Menu Close

Earlier this summer, the California Supreme Court declined to add a third exception to the Privette rule, and thus reversed the Court of Appeal n the case of Gonzalez v Mathis. A month later, it reviewed the rule once again, and reversed a multi-million dollar jury verdict against Qualcomm.

In this new case, Qualcomm planned to upgrade its onsite turbine generators at its San Diego campus in 2013. In order to accommodate this upgrade, Qualcomm hired TransPower Testing, Inc., an electrical engineering service company, to inspect and verify the amperage capacity of Qualcomm’s existing switchgear equipment.

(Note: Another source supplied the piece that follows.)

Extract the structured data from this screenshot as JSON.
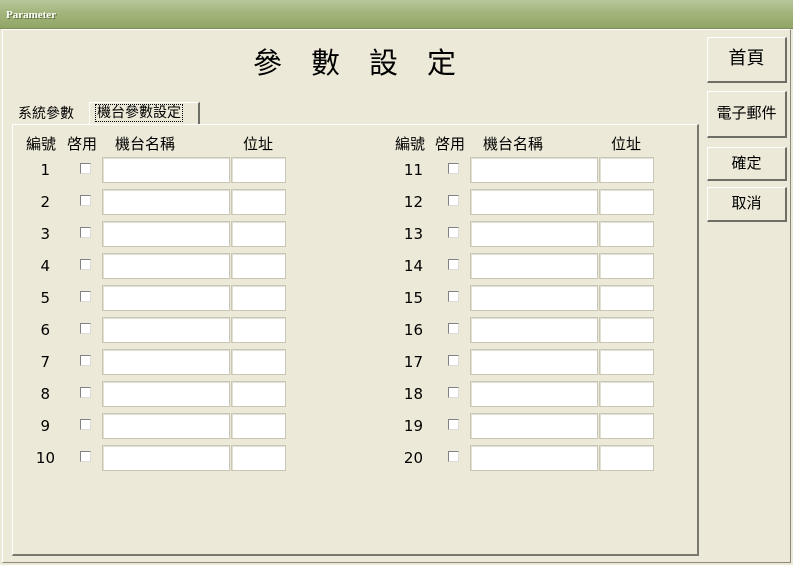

Frank Sharghi, TransPower’s president, is a licensed electrical engineer and had worked on that switchgear at least monthly for nearly 20 years, since before Qualcomm acquired the campus.

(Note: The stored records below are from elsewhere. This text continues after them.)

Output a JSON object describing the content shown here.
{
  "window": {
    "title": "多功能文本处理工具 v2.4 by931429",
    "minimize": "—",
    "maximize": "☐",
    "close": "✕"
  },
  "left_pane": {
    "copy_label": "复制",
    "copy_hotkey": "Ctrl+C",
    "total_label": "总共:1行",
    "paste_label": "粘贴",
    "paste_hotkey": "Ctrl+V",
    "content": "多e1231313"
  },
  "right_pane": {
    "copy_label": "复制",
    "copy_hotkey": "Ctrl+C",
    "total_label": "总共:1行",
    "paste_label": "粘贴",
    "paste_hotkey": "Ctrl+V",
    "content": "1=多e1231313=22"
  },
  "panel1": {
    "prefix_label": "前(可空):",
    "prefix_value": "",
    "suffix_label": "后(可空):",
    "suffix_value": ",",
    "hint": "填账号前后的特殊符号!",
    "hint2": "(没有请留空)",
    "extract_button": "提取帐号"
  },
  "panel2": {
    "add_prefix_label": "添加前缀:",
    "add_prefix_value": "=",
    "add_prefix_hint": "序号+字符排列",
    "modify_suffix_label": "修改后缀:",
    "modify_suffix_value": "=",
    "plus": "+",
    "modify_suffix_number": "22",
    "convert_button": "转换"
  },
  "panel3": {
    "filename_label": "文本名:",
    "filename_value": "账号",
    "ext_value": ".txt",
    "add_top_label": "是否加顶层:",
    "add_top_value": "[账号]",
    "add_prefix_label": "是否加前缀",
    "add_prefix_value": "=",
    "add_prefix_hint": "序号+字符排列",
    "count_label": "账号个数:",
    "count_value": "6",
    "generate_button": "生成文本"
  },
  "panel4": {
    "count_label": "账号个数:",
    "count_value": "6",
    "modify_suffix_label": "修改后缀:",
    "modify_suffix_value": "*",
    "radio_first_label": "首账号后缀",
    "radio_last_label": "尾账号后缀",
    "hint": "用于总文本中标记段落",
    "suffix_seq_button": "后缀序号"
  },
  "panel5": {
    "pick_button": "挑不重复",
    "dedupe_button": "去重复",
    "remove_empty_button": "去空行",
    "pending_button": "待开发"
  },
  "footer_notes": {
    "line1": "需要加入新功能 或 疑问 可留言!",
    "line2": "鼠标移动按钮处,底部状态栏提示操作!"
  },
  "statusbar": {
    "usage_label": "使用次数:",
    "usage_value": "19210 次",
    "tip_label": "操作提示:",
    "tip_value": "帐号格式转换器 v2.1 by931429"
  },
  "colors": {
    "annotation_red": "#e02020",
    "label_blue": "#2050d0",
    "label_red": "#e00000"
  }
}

After Sharghi was unable to locate some of the busbars in the “main cogen: circuit during one inspection, Sharghi hired Jose M Sandoval – an electrical parts supply and repair specialist with ROS Electrical Supply & Equipment – to accompany him at a second inspection.

For this second inspection, Qualcomm approved a scope of work authorizing TransPower to inspect the main cogen circuit from the front and back.On the morning of the second inspection, the team attended a safety briefing led by Qualcomm plant operator, and the team was reminded that some circuits in the switchgear would remain live.

At some point during this inspection, Sandoval walked away from the rest of the TransPower team. Sandoval would later recall that he was having trouble judging the size of some of the main cogen busbars from the front side of the cabinet, and he thought he might be able to get a better view from the back.

Sandoval asked a fellow worker to hold a flashlight as they both approached the back side of the cabinets. Sandoval was holding a metal tape measure which triggered an arc flash from the live, exposed circuit. The 4,160-volt arc flash – thousands of degrees in temperature – had set him aflame, and he suffered serious injury.

Sandoval filed suit against Qualcomm, TransPower, and ROS Electrical Supply, asserting claims for negligence and premises liability. Qualcomm moved for summary judgment on the basis that the presumption of delegation should shield it from liability here. Denying the motion, the trial court proceeded to trial, and a jury awarded Sandoval over $1 million in past and future medical expenses and $6 million in noneconomic damages. It apportioned the fault 46 percent to Qualcomm, 45 percent to TransPower, and 9 percent to Sandoval.

The Court of Appeal affirmed. However the California Supreme Court reversed in the case of Sandoval v Qualcomm.

Strong public policy considerations readily acknowledged in our past decisions generally support a straightforward presumption about the responsibilities of hirers and contractors for worker injuries in situations like this: A person or entity hiring an independent contractor (a “hirer”) ordinarily delegates to that independent contractor all responsibility for the safety of the contractor’s workers.”

“This presumption is rooted in hirers’ reasons for employing contractors in the first place, and society’s need for clear rules about who’s responsible for avoiding harms to workers when contractors are hired.”

Thus the Supreme Court concluded “that defendant Qualcomm Incorporated, the hirer in this case, owed no tort duty to plaintiff Martin Sandoval, the parts specialist working for Qualcomm’s contractor, at the time of Sandoval’s injuries.”